[Start of section]

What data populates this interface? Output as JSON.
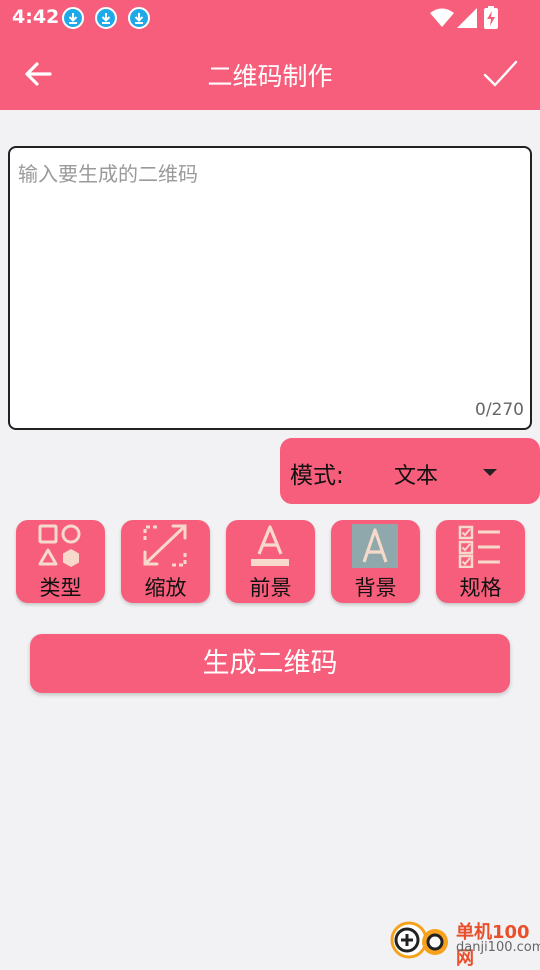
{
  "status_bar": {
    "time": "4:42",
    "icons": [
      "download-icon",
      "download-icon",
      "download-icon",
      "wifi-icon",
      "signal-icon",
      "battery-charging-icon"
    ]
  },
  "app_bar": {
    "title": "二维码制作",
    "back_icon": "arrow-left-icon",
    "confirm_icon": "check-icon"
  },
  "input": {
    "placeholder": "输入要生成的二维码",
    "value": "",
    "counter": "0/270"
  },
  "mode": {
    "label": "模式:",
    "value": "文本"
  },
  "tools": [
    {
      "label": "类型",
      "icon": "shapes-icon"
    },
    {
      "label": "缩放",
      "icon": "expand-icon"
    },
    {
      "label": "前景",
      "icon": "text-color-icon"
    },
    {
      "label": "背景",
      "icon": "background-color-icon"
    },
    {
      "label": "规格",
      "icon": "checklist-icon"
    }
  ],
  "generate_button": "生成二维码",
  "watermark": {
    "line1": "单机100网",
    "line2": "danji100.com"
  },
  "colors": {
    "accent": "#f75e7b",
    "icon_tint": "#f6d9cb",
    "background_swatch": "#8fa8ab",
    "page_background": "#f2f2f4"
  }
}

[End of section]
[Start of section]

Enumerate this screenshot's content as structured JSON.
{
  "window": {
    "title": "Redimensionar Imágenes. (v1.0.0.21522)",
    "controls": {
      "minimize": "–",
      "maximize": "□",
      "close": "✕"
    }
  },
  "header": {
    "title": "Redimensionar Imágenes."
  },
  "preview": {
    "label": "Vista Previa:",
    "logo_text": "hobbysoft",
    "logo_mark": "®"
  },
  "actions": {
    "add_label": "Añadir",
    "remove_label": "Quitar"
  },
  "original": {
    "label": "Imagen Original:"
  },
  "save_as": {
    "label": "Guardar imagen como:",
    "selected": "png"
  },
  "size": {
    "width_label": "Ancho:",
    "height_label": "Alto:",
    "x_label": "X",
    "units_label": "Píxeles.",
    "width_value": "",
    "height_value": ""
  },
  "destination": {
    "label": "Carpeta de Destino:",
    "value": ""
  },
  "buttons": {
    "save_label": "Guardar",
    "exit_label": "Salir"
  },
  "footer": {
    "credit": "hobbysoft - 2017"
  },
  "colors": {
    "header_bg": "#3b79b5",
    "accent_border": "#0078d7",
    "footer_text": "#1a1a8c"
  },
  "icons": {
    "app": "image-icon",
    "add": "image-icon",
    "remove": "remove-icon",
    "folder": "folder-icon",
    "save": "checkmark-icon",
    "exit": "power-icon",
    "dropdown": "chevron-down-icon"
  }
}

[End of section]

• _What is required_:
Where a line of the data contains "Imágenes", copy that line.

• _Solution to this exercise_:
    "title": "Redimensionar Imágenes. (v1.0.0.21522)",
    "title": "Redimensionar Imágenes."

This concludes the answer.